Thanks to Thomas Oppong for collecting and sharing these posts. I’ve already read three articles! This stuff is definitely shareworthy or shareable, as I like to call it, especially pertaining to discovering or enhancing your inner creative being.

Postanly Weekly  Postanly Weekly

Give it a visit and see what you think.


Old collared shirts and neck accessories.

This is the result of the project from Tuesday.

I’ve framed an old collared button-up shirt and vintage tie in an embroidery hoop. The idea of the overall product is something you can display on the wall or place on a bookshelf, as wall art or a unique piece of decor that tells a story. The process of making it is ongoing. Tweaks will need to be made to really make it seamless. Right now, experimentation is the name of the game.

Collared button-up and vintage tie in an embroidery hoop  Collared button-up and vintage tie in an embroidery hoop

Collared button-up and vintage tie with window

Normally, I refrain from using the flash on my camera. The lighting in my good ol’ house is just terrible though. Sometimes, to get the most accurate picture, using the flash is necessary. On another note, I’m pondering the idea of completely removing the outer ring of the embroidery hoop. However, I have yet to master the execution of doing just that while making it look good. Project execution has never been my strongest suit. I do have to say though that over the years I have improved a bit. The most important part of executing an idea and actually making it is patience. Among this, doing it the right way, or the correct way, is equally as important.
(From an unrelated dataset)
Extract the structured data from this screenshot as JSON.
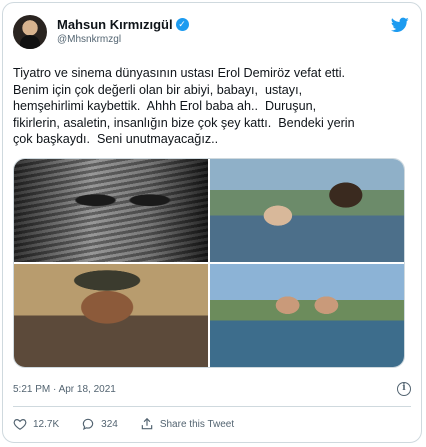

Here is another piece I completed awhile back.

Collared button-up and bowtie  Collared button-up and bowtie in a picture frame

Collared button-up and bowtie with window


Framing clothing & accessories.

I like to call this a clothing collage or an accessory collage. To go a step further, I like to call this a vignette. My husband thinks I’m crazy to call it that, but hey, it’s fitting in my mind!

Firstly, let’s clarify. The word vignette associates with the following:

  • a brief evocative description, account or episode
  • a small ornamental design (or graphic) filling a space in a book or carving
  • portray (someone)
  • a short descriptive literary sketch
  • a brief incident or scene

The way I think can be explained like this:

Throughout the years, I have focused my artistic efforts on collage techniques and incorporating these techniques into my pieces in numerous ways. With the vignette, I have the opportunity to combine my love of fashion with collage. In this instance, the ‘collage’ aspect is three dimensional. I’m not pasting and gluing pieces together. I am pairing different articles of clothing and accessories to a canvas. The end result becomes a collage of textures, color, patterns and form.

For this project, I’m using:

  • a men’s collared button-down shirt
  • a vintage neck tie
  • a large, wooden embroidery hoop

The construction of this piece is going to take a little finesse. I’ll check back with you when I have it complete!


Pardon the inconsistency.

‘Tis the season for holiday joy…among all of the holiday events, gift shopping, gift making and holiday-ness. I haven’t been very consistent with the blog the past two weeks. Organization apparently wasn’t on my radar once the holidays hit. On Thanksgiving I posted about table centerpieces-on Thanksgiving. Could I have been more last minute? Whelp, here’s a goal for next year anyway: be organized and ready for the holiday season. I have a post planned for tomorrow. Let’s see how well I can keep it up. My apologies. Thank you for reading and visiting; please come back!


Holiday cookie baking party


Caught in the blizzard!

Today I was lucky enough to catch the beginnings of a beautiful blizzard. Right on Lake Superior too!

Welcome to Marquette, MI ladies & gents; where it looks like this many days of the year. Truthfully, it is quite a sight to see. Today it wasn’t snowing continuously. I got caught in it at the right time! Normally, this time of year the ground is covered in white. This year is a bit different.

Marquette Harbor Lighthouse

Marquette Harbor Lighthouse 

Marquette Harbor Lighthouse

Picnic Rocks park, Marquette, MI

Blurry lighthouse

Marquette Harbor Lighthouse

Marquette Harbor Lighthouse

Lake Superior in a blizzard